_Aim of the exercise_: Would you please write out the records below exactly as they appear?

___ Extracted records

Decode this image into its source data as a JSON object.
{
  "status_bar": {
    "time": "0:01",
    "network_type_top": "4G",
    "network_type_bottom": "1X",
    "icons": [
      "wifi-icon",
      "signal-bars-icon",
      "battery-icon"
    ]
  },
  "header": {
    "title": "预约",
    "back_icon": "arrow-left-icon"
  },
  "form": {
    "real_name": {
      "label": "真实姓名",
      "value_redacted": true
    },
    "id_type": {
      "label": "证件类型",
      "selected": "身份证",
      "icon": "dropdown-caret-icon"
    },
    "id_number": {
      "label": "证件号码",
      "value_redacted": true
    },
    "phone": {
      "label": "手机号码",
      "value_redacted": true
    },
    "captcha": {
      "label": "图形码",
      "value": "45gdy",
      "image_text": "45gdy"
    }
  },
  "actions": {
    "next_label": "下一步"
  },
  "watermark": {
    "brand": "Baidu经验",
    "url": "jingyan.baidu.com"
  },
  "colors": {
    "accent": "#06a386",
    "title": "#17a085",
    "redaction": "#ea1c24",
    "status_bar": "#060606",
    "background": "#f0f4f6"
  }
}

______

_Reply_:
Decode this image into its source data as a JSON object.
{
  "status_bar": {
    "time": "0:01",
    "network_type_top": "4G",
    "network_type_bottom": "1X",
    "icons": [
      "wifi-icon",
      "signal-bars-icon",
      "battery-icon"
    ]
  },
  "header": {
    "title": "预约",
    "back_icon": "arrow-left-icon"
  },
  "form": {
    "real_name": {
      "label": "真实姓名",
      "value_redacted": true
    },
    "id_type": {
      "label": "证件类型",
      "selected": "身份证",
      "icon": "dropdown-caret-icon"
    },
    "id_number": {
      "label": "证件号码",
      "value_redacted": true
    },
    "phone": {
      "label": "手机号码",
      "value_redacted": true
    },
    "captcha": {
      "label": "图形码",
      "value": "45gdy",
      "image_text": "45gdy"
    }
  },
  "actions": {
    "next_label": "下一步"
  },
  "watermark": {
    "brand": "Baidu经验",
    "url": "jingyan.baidu.com"
  },
  "colors": {
    "accent": "#06a386",
    "title": "#17a085",
    "redaction": "#ea1c24",
    "status_bar": "#060606",
    "background": "#f0f4f6"
  }
}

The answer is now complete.